Art doesn’t stop because of shelter in place

Ryce Stoughtenborough

The current state of our world is turbulent, to put it lightly. Amid the panic of COVID-19, every country, city and the people within it are faced with the uncertainty of the future. Although America has allowed occupations deemed essential to progress — putting millions of other Americans out of work — self-employed artists around the country are trying to remain afloat.  

“You’d think that [being quarantined] would have a good effect, because I’m just stuck inside and have nothing to do,” said Eric Lee (@comeonstrong), a Philadelphia, Pennsylvania based artist who uses silkscreening to print old, gay erotica onto clothing. “I’ve been too distracted [with] putting everything in place so I feel safe and protected, and my partner feels safe and protected.”

In response to the shelter-in-place, independent artists like Lee, Sabrina Bosco (@comfortablefields) and Anthony DiDomenico (@pitchcanker) have adapted to life as artists on lockdown. Similar to many self-employed Americans, artists have braced for the financial, mental and creative impact of life under quarantine. 

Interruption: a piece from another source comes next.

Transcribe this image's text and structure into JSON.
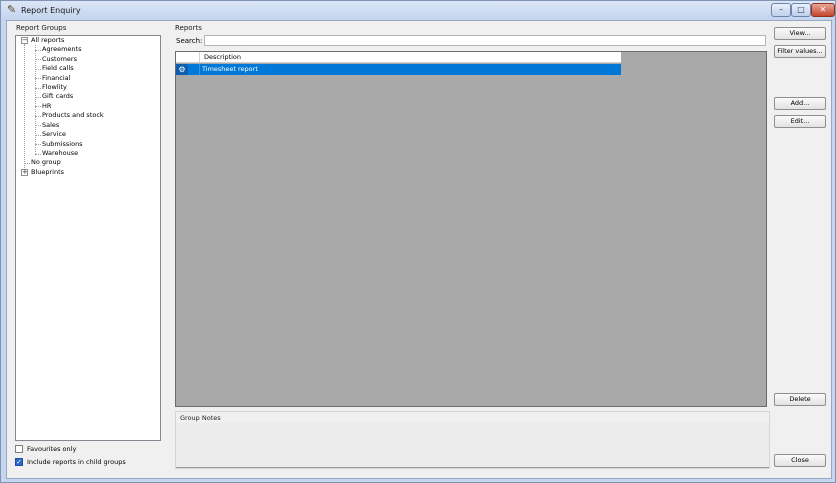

Despite the unbidden stressors of quarantine, the amount of sales for each artist has remained surprisingly steady. However, for Lee the beginning of quarantine brought a sudden drop in purchases. 

“I think people we’re just shocked that all of this was happening and they really clamped down their wallets — which I completely understand,” Lee said. “But my personal sales so far have not actually suffered that badly. If anything people are stuck at home and they want something to make them happy, so they’re buying shirts. And I think they’re also trying to support small businesses and independent artists … and I really appreciate that.”

If you take a quick scroll down Bosco’s Instagram profile, you’d be greeted with muted, yet playful colors transformed into butterflies and serene women with gentle stares. Bosco, a watercolor artist based in Long Island, New York, describes her art as, “a reflection of the parts of myself that I can’t really express through words.”

She shared how a lot of her art relates to mental health, and this recent shutdown has put her own to the test. 

“Some stuff with my mom happened six months ago, and then I kind of healed from it. And then [the trauma] was brought back with this quarantine stuff, [but] it made me look at it differently,” Bosco said. “It made me realize that I’ve healed a lot more, so that’s been going into my art a lot — how much I’ve realized I’ve healed.”

Bosco has even found inspiration through the anxiety of quarantine — prompting creativity to make some new pieces. One of them is a black and white piece with a rainbow running through a pair of butterfly wings. 

“Everything felt like, black and white … scary and unpredictable,” Bosco said. “So, I just put a rainbow, so there’s still hope and there’s still something good to focus on. Even if [everything] feels so out of place.”  

Similar to Bosco, Warwick, Rhode Island artist DiDomenico has also used this forced shut-in to release emotions many can relate to. DiDomenico — whose art exhibits minimalistic, hellish chaos using black and crimson red markers — has gotten more aggressive, yet empowered through his work. 

“I don’t know. I feel like I’ve done a lot more frustrated work out of quarantine … I was already home a lot anyway so I didn’t feel too affected at first. But it’s starting to,— you know, I’m sure it’s getting on everybody’s nerves.”

He said that despite the discontent of quarantine, he doesn’t feel like he’s changed much in his work. His intentions with his pieces were to represent the feelings of everyone — presenting an opportunity of relatability to his followers, showing them they’re not alone. 

One of the newer pieces he’s posted displays a stark black puppet held up by red strings. The caption reads, “AM I A PUPPET, OR A PERSON[?] I DO NOT FEEL IN CONTROL.” Underneath are comments proclaiming their love and relatability to the black eyed puppet ripping out it’s hair.